- **Task prompt**:
Write out the records word for word, with no pictures.
┌──
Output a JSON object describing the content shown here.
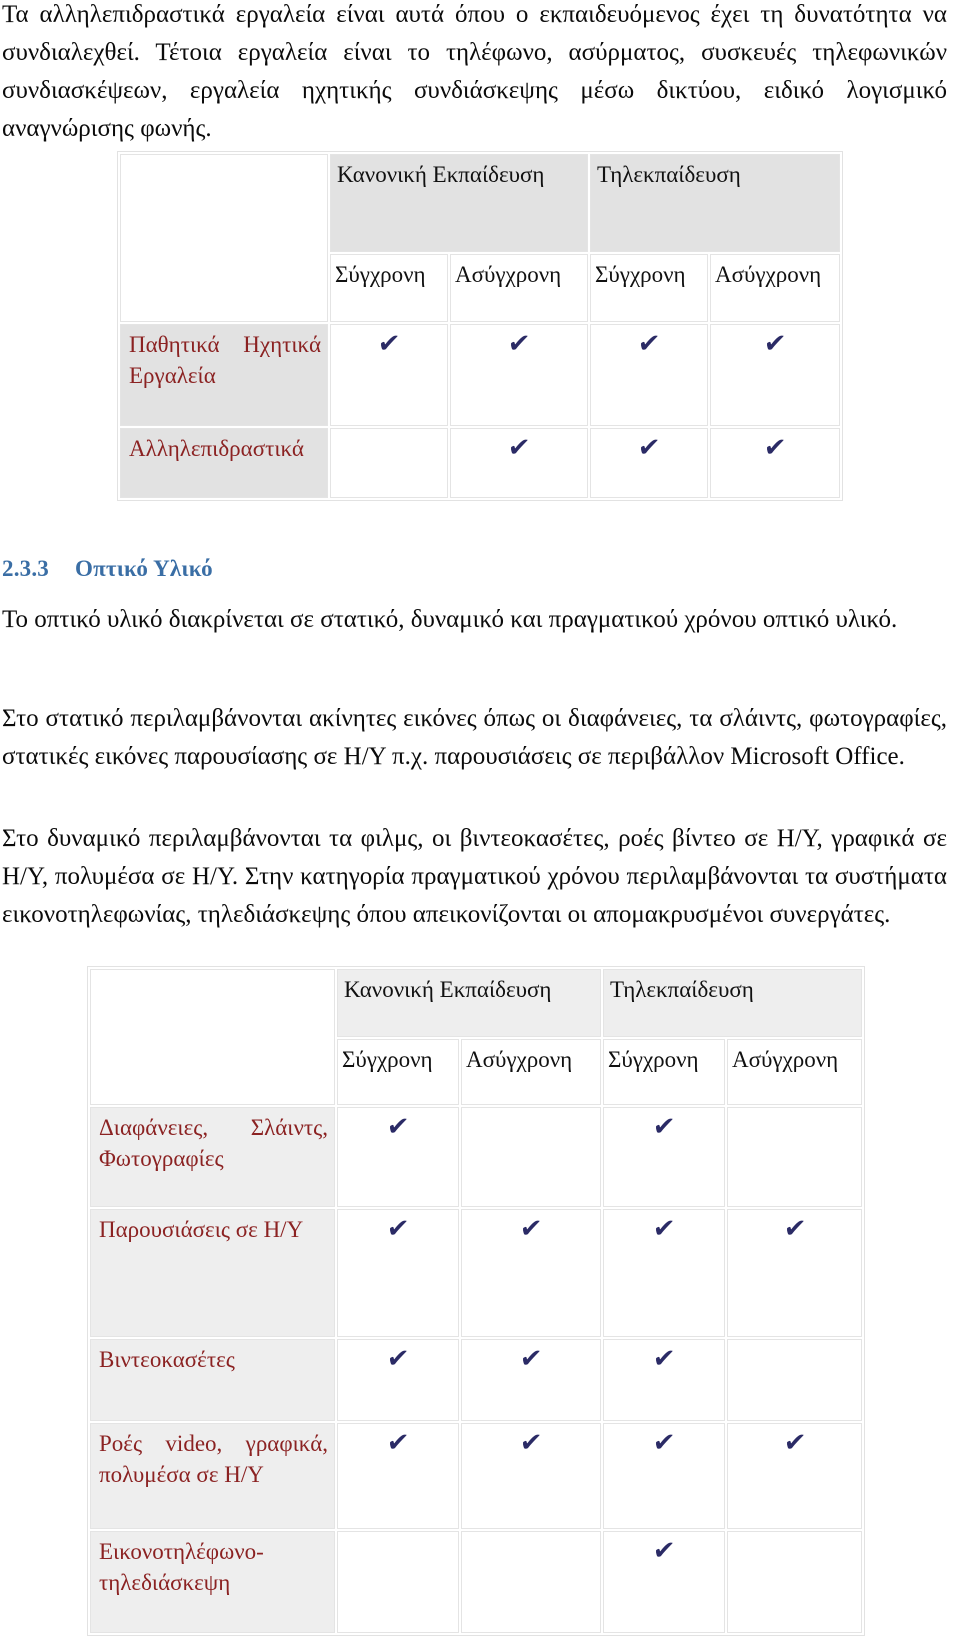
{
  "document": {
    "intro_paragraph": "Τα αλληλεπιδραστικά εργαλεία είναι αυτά όπου ο εκπαιδευόμενος έχει τη δυνατότητα να συνδιαλεχθεί. Τέτοια εργαλεία είναι το τηλέφωνο, ασύρματος, συσκευές τηλεφωνικών συνδιασκέψεων, εργαλεία ηχητικής συνδιάσκεψης μέσω δικτύου, ειδικό λογισμικό αναγνώρισης φωνής.",
    "heading": {
      "number": "2.3.3",
      "title": "Οπτικό Υλικό",
      "color": "#3a6ea5"
    },
    "paragraphs": {
      "optiko": "Το οπτικό υλικό διακρίνεται σε στατικό, δυναμικό και πραγματικού χρόνου οπτικό υλικό.",
      "statiko": "Στο στατικό περιλαμβάνονται ακίνητες εικόνες όπως οι διαφάνειες, τα σλάιντς, φωτογραφίες, στατικές εικόνες παρουσίασης σε Η/Υ π.χ. παρουσιάσεις σε περιβάλλον Microsoft Office.",
      "dynamiko": "Στο δυναμικό περιλαμβάνονται τα φιλμς, οι βιντεοκασέτες, ροές βίντεο σε Η/Υ, γραφικά σε Η/Υ, πολυμέσα σε Η/Υ. Στην κατηγορία πραγματικού χρόνου περιλαμβάνονται τα συστήματα εικονοτηλεφωνίας, τηλεδιάσκεψης όπου απεικονίζονται οι απομακρυσμένοι συνεργάτες."
    }
  },
  "styles": {
    "check_color": "#2b2b66",
    "row_label_color": "#8b2222",
    "header_fill": "#e2e2e2",
    "header_fill_light": "#eeeeee"
  },
  "table_audio": {
    "check_glyph": "✔",
    "group_headers": [
      "Κανονική Εκπαίδευση",
      "Τηλεκπαίδευση"
    ],
    "sub_headers": [
      "Σύγχρονη",
      "Ασύγχρονη",
      "Σύγχρονη",
      "Ασύγχρονη"
    ],
    "rows": [
      {
        "label": "Παθητικά Ηχητικά Εργαλεία",
        "checks": [
          true,
          true,
          true,
          true
        ]
      },
      {
        "label": "Αλληλεπιδραστικά",
        "checks": [
          false,
          true,
          true,
          true
        ]
      }
    ]
  },
  "table_visual": {
    "check_glyph": "✔",
    "group_headers": [
      "Κανονική Εκπαίδευση",
      "Τηλεκπαίδευση"
    ],
    "sub_headers": [
      "Σύγχρονη",
      "Ασύγχρονη",
      "Σύγχρονη",
      "Ασύγχρονη"
    ],
    "rows": [
      {
        "label": "Διαφάνειες, Σλάιντς, Φωτογραφίες",
        "checks": [
          true,
          false,
          true,
          false
        ]
      },
      {
        "label": "Παρουσιάσεις σε Η/Υ",
        "checks": [
          true,
          true,
          true,
          true
        ]
      },
      {
        "label": "Βιντεοκασέτες",
        "checks": [
          true,
          true,
          true,
          false
        ]
      },
      {
        "label": "Ροές video, γραφικά, πολυμέσα σε Η/Υ",
        "checks": [
          true,
          true,
          true,
          true
        ]
      },
      {
        "label": "Εικονοτηλέφωνο-τηλεδιάσκεψη",
        "checks": [
          false,
          false,
          true,
          false
        ]
      }
    ]
  }
}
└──
- **Response**:
Output a JSON object describing the content shown here.
{
  "document": {
    "intro_paragraph": "Τα αλληλεπιδραστικά εργαλεία είναι αυτά όπου ο εκπαιδευόμενος έχει τη δυνατότητα να συνδιαλεχθεί. Τέτοια εργαλεία είναι το τηλέφωνο, ασύρματος, συσκευές τηλεφωνικών συνδιασκέψεων, εργαλεία ηχητικής συνδιάσκεψης μέσω δικτύου, ειδικό λογισμικό αναγνώρισης φωνής.",
    "heading": {
      "number": "2.3.3",
      "title": "Οπτικό Υλικό",
      "color": "#3a6ea5"
    },
    "paragraphs": {
      "optiko": "Το οπτικό υλικό διακρίνεται σε στατικό, δυναμικό και πραγματικού χρόνου οπτικό υλικό.",
      "statiko": "Στο στατικό περιλαμβάνονται ακίνητες εικόνες όπως οι διαφάνειες, τα σλάιντς, φωτογραφίες, στατικές εικόνες παρουσίασης σε Η/Υ π.χ. παρουσιάσεις σε περιβάλλον Microsoft Office.",
      "dynamiko": "Στο δυναμικό περιλαμβάνονται τα φιλμς, οι βιντεοκασέτες, ροές βίντεο σε Η/Υ, γραφικά σε Η/Υ, πολυμέσα σε Η/Υ. Στην κατηγορία πραγματικού χρόνου περιλαμβάνονται τα συστήματα εικονοτηλεφωνίας, τηλεδιάσκεψης όπου απεικονίζονται οι απομακρυσμένοι συνεργάτες."
    }
  },
  "styles": {
    "check_color": "#2b2b66",
    "row_label_color": "#8b2222",
    "header_fill": "#e2e2e2",
    "header_fill_light": "#eeeeee"
  },
  "table_audio": {
    "check_glyph": "✔",
    "group_headers": [
      "Κανονική Εκπαίδευση",
      "Τηλεκπαίδευση"
    ],
    "sub_headers": [
      "Σύγχρονη",
      "Ασύγχρονη",
      "Σύγχρονη",
      "Ασύγχρονη"
    ],
    "rows": [
      {
        "label": "Παθητικά Ηχητικά Εργαλεία",
        "checks": [
          true,
          true,
          true,
          true
        ]
      },
      {
        "label": "Αλληλεπιδραστικά",
        "checks": [
          false,
          true,
          true,
          true
        ]
      }
    ]
  },
  "table_visual": {
    "check_glyph": "✔",
    "group_headers": [
      "Κανονική Εκπαίδευση",
      "Τηλεκπαίδευση"
    ],
    "sub_headers": [
      "Σύγχρονη",
      "Ασύγχρονη",
      "Σύγχρονη",
      "Ασύγχρονη"
    ],
    "rows": [
      {
        "label": "Διαφάνειες, Σλάιντς, Φωτογραφίες",
        "checks": [
          true,
          false,
          true,
          false
        ]
      },
      {
        "label": "Παρουσιάσεις σε Η/Υ",
        "checks": [
          true,
          true,
          true,
          true
        ]
      },
      {
        "label": "Βιντεοκασέτες",
        "checks": [
          true,
          true,
          true,
          false
        ]
      },
      {
        "label": "Ροές video, γραφικά, πολυμέσα σε Η/Υ",
        "checks": [
          true,
          true,
          true,
          true
        ]
      },
      {
        "label": "Εικονοτηλέφωνο-τηλεδιάσκεψη",
        "checks": [
          false,
          false,
          true,
          false
        ]
      }
    ]
  }
}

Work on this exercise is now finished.